TASK PROMPT
Look through the lines below and extract each one that contains "Record".

>>>

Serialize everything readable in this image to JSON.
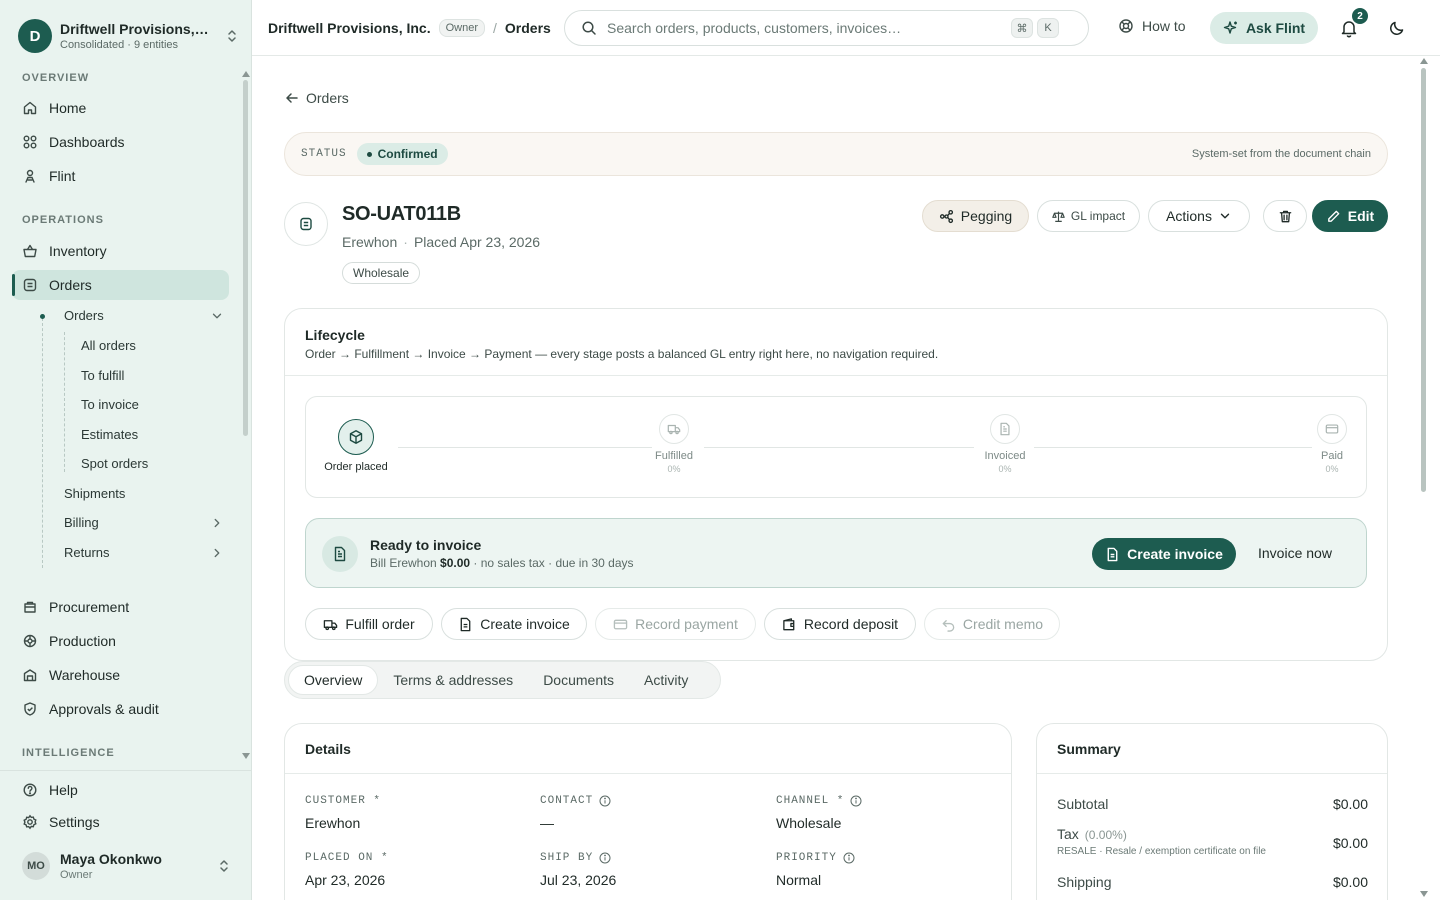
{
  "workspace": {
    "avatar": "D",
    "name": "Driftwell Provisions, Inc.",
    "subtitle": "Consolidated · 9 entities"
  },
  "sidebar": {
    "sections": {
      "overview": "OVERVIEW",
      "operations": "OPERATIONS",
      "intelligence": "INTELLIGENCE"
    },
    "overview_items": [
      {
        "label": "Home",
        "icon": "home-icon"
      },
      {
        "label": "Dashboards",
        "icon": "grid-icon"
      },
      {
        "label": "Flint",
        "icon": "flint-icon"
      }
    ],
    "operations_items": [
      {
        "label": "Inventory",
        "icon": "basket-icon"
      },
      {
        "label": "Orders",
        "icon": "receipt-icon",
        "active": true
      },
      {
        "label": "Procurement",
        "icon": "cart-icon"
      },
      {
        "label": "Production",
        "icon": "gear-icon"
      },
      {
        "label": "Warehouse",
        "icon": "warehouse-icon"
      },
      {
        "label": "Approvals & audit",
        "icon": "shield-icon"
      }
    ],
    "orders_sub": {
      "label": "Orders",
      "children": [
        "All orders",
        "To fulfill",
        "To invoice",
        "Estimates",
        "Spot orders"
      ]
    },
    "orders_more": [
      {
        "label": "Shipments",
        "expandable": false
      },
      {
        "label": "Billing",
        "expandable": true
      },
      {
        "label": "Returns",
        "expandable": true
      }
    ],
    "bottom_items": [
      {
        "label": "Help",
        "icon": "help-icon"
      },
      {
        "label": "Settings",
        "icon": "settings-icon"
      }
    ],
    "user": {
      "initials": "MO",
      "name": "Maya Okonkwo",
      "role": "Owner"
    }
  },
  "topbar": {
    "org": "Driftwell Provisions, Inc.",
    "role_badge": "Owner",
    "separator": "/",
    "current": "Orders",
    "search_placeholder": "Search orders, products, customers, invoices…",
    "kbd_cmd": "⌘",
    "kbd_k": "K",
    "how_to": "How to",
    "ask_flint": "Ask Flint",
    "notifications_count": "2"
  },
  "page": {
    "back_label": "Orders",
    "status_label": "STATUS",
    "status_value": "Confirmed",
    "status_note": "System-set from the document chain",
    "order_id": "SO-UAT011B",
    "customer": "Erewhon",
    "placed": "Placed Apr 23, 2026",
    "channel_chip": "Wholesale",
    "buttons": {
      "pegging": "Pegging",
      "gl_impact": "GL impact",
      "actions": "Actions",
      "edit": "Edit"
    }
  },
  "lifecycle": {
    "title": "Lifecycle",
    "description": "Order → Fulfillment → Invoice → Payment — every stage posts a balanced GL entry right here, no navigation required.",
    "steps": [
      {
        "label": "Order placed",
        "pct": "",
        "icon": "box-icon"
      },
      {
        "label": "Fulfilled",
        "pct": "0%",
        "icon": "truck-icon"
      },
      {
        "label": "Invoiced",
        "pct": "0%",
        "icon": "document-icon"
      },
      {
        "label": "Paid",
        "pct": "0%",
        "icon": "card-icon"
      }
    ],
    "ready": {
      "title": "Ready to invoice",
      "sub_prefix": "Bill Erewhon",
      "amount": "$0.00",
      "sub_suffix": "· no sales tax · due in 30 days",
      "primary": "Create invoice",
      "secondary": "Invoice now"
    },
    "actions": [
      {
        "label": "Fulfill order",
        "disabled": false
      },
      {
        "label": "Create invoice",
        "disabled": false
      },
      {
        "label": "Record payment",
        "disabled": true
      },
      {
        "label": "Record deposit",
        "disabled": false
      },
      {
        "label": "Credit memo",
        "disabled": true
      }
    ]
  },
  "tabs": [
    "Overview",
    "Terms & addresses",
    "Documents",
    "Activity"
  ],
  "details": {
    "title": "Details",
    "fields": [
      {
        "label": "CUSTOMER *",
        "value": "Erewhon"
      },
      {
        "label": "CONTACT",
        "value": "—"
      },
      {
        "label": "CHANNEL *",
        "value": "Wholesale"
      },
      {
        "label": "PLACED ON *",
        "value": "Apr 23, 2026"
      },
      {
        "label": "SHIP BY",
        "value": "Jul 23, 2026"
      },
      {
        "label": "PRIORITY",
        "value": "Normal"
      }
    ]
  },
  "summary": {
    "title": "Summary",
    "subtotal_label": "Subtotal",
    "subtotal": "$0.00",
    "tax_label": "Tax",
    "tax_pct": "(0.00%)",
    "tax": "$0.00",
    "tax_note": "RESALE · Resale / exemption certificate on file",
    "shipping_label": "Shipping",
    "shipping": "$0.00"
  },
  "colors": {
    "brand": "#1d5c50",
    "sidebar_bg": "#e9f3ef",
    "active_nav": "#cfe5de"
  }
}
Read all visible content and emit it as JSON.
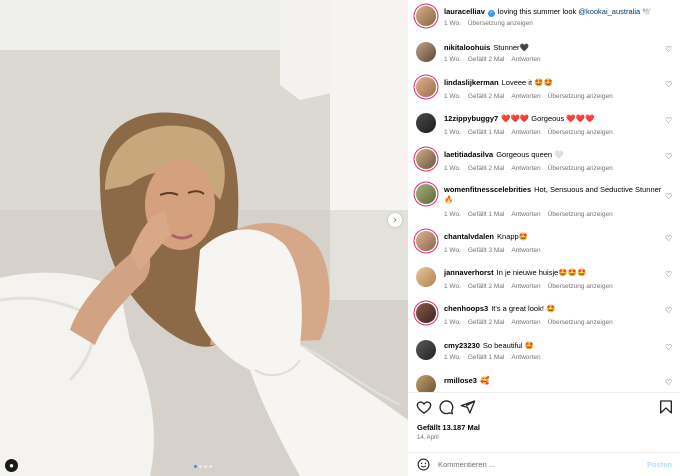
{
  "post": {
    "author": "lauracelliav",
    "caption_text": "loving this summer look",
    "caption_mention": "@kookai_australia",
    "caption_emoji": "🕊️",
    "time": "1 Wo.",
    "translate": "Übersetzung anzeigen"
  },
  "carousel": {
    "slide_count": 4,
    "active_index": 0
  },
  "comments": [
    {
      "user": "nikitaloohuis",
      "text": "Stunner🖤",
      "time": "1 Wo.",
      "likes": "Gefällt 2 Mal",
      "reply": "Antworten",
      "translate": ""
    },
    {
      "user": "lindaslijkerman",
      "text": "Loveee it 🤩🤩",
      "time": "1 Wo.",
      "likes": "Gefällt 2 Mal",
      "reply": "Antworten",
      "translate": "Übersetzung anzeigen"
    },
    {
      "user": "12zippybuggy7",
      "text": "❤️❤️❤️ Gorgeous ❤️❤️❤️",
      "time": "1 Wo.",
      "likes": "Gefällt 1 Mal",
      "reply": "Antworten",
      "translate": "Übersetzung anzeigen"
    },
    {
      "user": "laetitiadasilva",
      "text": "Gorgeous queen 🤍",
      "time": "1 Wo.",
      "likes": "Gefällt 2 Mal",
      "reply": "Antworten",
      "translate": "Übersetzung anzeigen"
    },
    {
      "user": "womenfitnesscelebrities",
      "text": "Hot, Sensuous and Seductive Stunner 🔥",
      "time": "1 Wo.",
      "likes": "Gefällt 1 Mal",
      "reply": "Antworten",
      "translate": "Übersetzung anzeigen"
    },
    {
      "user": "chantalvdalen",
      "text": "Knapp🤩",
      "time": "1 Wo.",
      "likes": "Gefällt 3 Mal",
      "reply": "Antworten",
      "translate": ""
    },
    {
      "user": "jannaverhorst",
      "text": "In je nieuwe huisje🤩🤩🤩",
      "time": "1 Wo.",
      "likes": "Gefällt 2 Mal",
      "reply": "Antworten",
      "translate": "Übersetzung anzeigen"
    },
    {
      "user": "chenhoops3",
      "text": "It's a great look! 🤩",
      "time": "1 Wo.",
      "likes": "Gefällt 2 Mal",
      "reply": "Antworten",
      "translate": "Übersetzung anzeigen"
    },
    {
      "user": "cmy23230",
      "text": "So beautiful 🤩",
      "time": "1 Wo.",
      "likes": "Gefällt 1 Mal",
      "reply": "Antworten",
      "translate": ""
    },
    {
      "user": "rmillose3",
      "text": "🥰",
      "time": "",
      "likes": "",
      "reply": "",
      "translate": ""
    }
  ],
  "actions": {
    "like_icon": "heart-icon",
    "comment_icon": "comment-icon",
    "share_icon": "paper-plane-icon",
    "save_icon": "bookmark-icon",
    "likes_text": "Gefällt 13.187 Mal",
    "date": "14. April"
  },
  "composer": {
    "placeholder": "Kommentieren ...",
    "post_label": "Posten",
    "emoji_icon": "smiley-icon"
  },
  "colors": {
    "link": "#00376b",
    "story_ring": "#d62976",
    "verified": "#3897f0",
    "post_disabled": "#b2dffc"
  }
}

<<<

WORKED SOLUTION
        "label": "Record payment",
        "label": "Record deposit",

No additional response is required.